What to work on:
All entries below are to be written out again exactly, but no picture is to be copied.

Listed records:
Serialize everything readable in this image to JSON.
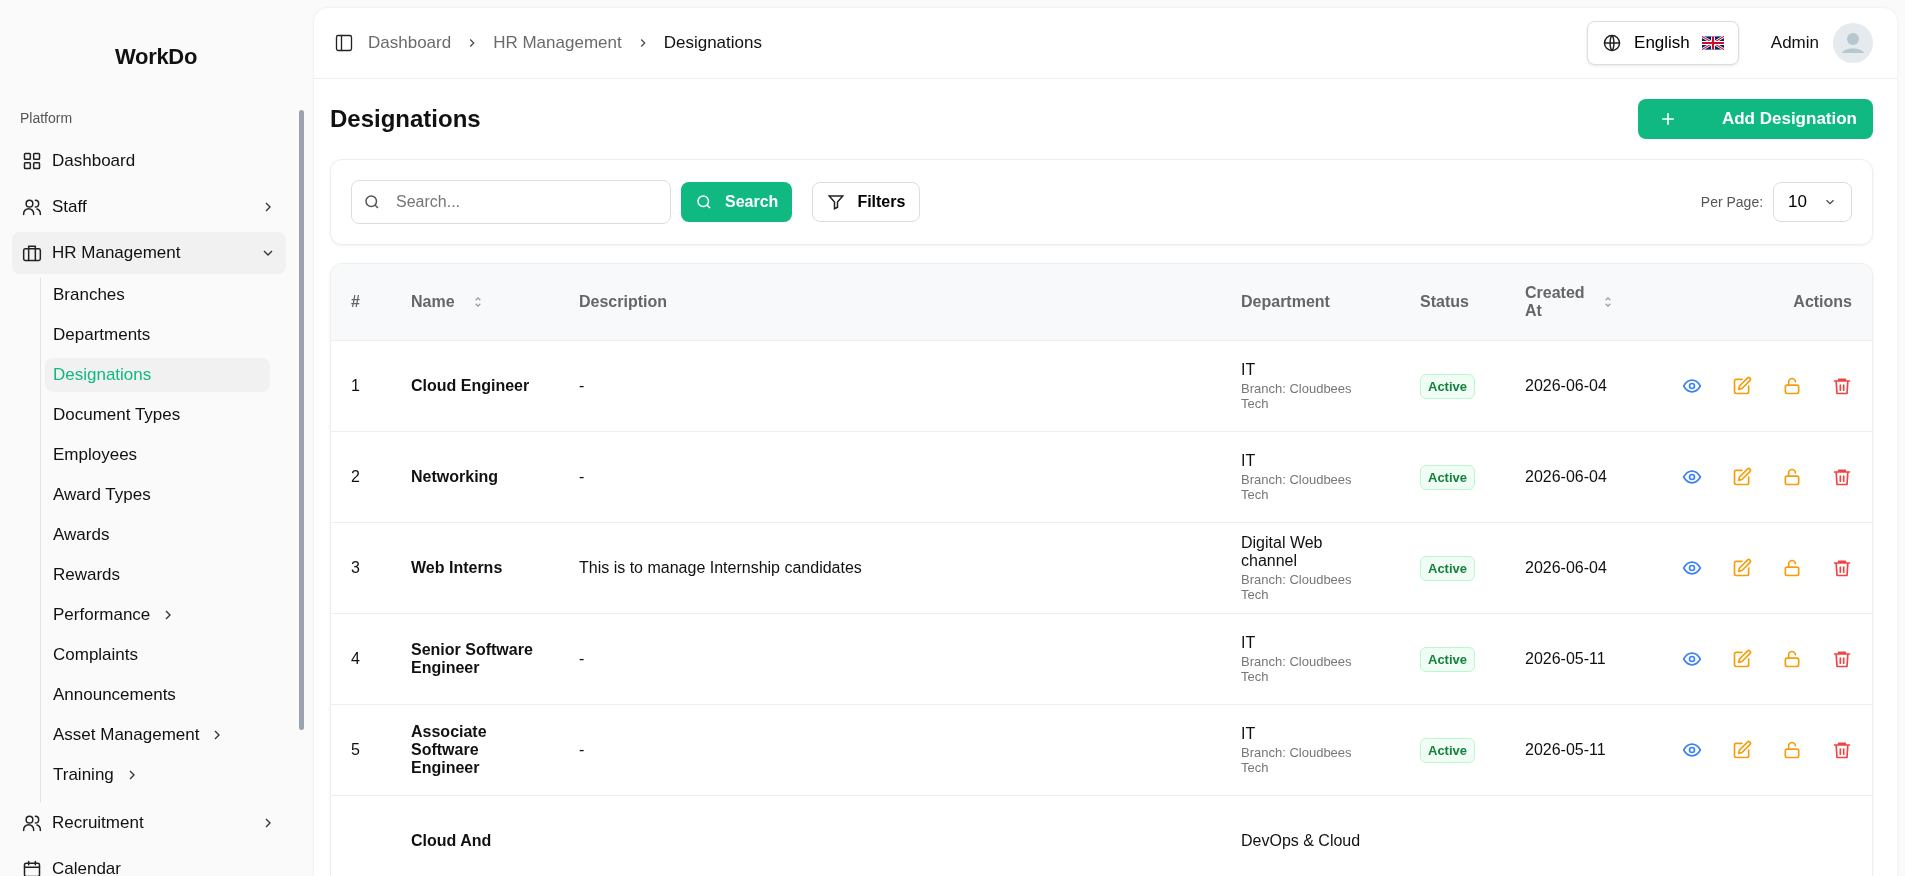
{
  "sidebar": {
    "brand": "WorkDo",
    "section": "Platform",
    "items": [
      {
        "label": "Dashboard",
        "selected": false
      },
      {
        "label": "Staff",
        "selected": false,
        "expanded": false
      },
      {
        "label": "HR Management",
        "selected": false,
        "expanded": true,
        "children": [
          {
            "label": "Branches",
            "selected": false
          },
          {
            "label": "Departments",
            "selected": false
          },
          {
            "label": "Designations",
            "selected": true
          },
          {
            "label": "Document Types",
            "selected": false
          },
          {
            "label": "Employees",
            "selected": false
          },
          {
            "label": "Award Types",
            "selected": false
          },
          {
            "label": "Awards",
            "selected": false
          },
          {
            "label": "Rewards",
            "selected": false
          },
          {
            "label": "Performance",
            "selected": false,
            "expanded": false
          },
          {
            "label": "Complaints",
            "selected": false
          },
          {
            "label": "Announcements",
            "selected": false
          },
          {
            "label": "Asset Management",
            "selected": false,
            "expanded": false
          },
          {
            "label": "Training",
            "selected": false,
            "expanded": false
          }
        ]
      },
      {
        "label": "Recruitment",
        "selected": false,
        "expanded": false
      },
      {
        "label": "Calendar",
        "selected": false
      }
    ]
  },
  "breadcrumb": [
    {
      "label": "Dashboard",
      "current": false
    },
    {
      "label": "HR Management",
      "current": false
    },
    {
      "label": "Designations",
      "current": true
    }
  ],
  "header": {
    "language": "English",
    "user": "Admin"
  },
  "page": {
    "title": "Designations",
    "add_button": "Add Designation"
  },
  "filters": {
    "placeholder": "Search...",
    "search_button": "Search",
    "filters_button": "Filters",
    "per_page_label": "Per Page:",
    "per_page": "10"
  },
  "table": {
    "columns": [
      {
        "label": "#",
        "sortable": false
      },
      {
        "label": "Name",
        "sortable": true
      },
      {
        "label": "Description",
        "sortable": false
      },
      {
        "label": "Department",
        "sortable": false
      },
      {
        "label": "Status",
        "sortable": false
      },
      {
        "label": "Created At",
        "sortable": true
      },
      {
        "label": "Actions",
        "sortable": false
      }
    ],
    "rows": [
      {
        "num": "1",
        "name": "Cloud Engineer",
        "description": "-",
        "department": "IT",
        "branch": "Branch: Cloudbees Tech",
        "status": "Active",
        "created": "2026-06-04"
      },
      {
        "num": "2",
        "name": "Networking",
        "description": "-",
        "department": "IT",
        "branch": "Branch: Cloudbees Tech",
        "status": "Active",
        "created": "2026-06-04"
      },
      {
        "num": "3",
        "name": "Web Interns",
        "description": "This is to manage Internship candidates",
        "department": "Digital Web channel",
        "branch": "Branch: Cloudbees Tech",
        "status": "Active",
        "created": "2026-06-04"
      },
      {
        "num": "4",
        "name": "Senior Software Engineer",
        "description": "-",
        "department": "IT",
        "branch": "Branch: Cloudbees Tech",
        "status": "Active",
        "created": "2026-05-11"
      },
      {
        "num": "5",
        "name": "Associate Software Engineer",
        "description": "-",
        "department": "IT",
        "branch": "Branch: Cloudbees Tech",
        "status": "Active",
        "created": "2026-05-11"
      },
      {
        "name": "Cloud And",
        "department": "DevOps & Cloud"
      }
    ]
  }
}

Task answer:
Serialize everything readable in this image to JSON.
{
  "sidebar": {
    "brand": "WorkDo",
    "section": "Platform",
    "items": [
      {
        "label": "Dashboard",
        "selected": false
      },
      {
        "label": "Staff",
        "selected": false,
        "expanded": false
      },
      {
        "label": "HR Management",
        "selected": false,
        "expanded": true,
        "children": [
          {
            "label": "Branches",
            "selected": false
          },
          {
            "label": "Departments",
            "selected": false
          },
          {
            "label": "Designations",
            "selected": true
          },
          {
            "label": "Document Types",
            "selected": false
          },
          {
            "label": "Employees",
            "selected": false
          },
          {
            "label": "Award Types",
            "selected": false
          },
          {
            "label": "Awards",
            "selected": false
          },
          {
            "label": "Rewards",
            "selected": false
          },
          {
            "label": "Performance",
            "selected": false,
            "expanded": false
          },
          {
            "label": "Complaints",
            "selected": false
          },
          {
            "label": "Announcements",
            "selected": false
          },
          {
            "label": "Asset Management",
            "selected": false,
            "expanded": false
          },
          {
            "label": "Training",
            "selected": false,
            "expanded": false
          }
        ]
      },
      {
        "label": "Recruitment",
        "selected": false,
        "expanded": false
      },
      {
        "label": "Calendar",
        "selected": false
      }
    ]
  },
  "breadcrumb": [
    {
      "label": "Dashboard",
      "current": false
    },
    {
      "label": "HR Management",
      "current": false
    },
    {
      "label": "Designations",
      "current": true
    }
  ],
  "header": {
    "language": "English",
    "user": "Admin"
  },
  "page": {
    "title": "Designations",
    "add_button": "Add Designation"
  },
  "filters": {
    "placeholder": "Search...",
    "search_button": "Search",
    "filters_button": "Filters",
    "per_page_label": "Per Page:",
    "per_page": "10"
  },
  "table": {
    "columns": [
      {
        "label": "#",
        "sortable": false
      },
      {
        "label": "Name",
        "sortable": true
      },
      {
        "label": "Description",
        "sortable": false
      },
      {
        "label": "Department",
        "sortable": false
      },
      {
        "label": "Status",
        "sortable": false
      },
      {
        "label": "Created At",
        "sortable": true
      },
      {
        "label": "Actions",
        "sortable": false
      }
    ],
    "rows": [
      {
        "num": "1",
        "name": "Cloud Engineer",
        "description": "-",
        "department": "IT",
        "branch": "Branch: Cloudbees Tech",
        "status": "Active",
        "created": "2026-06-04"
      },
      {
        "num": "2",
        "name": "Networking",
        "description": "-",
        "department": "IT",
        "branch": "Branch: Cloudbees Tech",
        "status": "Active",
        "created": "2026-06-04"
      },
      {
        "num": "3",
        "name": "Web Interns",
        "description": "This is to manage Internship candidates",
        "department": "Digital Web channel",
        "branch": "Branch: Cloudbees Tech",
        "status": "Active",
        "created": "2026-06-04"
      },
      {
        "num": "4",
        "name": "Senior Software Engineer",
        "description": "-",
        "department": "IT",
        "branch": "Branch: Cloudbees Tech",
        "status": "Active",
        "created": "2026-05-11"
      },
      {
        "num": "5",
        "name": "Associate Software Engineer",
        "description": "-",
        "department": "IT",
        "branch": "Branch: Cloudbees Tech",
        "status": "Active",
        "created": "2026-05-11"
      },
      {
        "name": "Cloud And",
        "department": "DevOps & Cloud"
      }
    ]
  }
}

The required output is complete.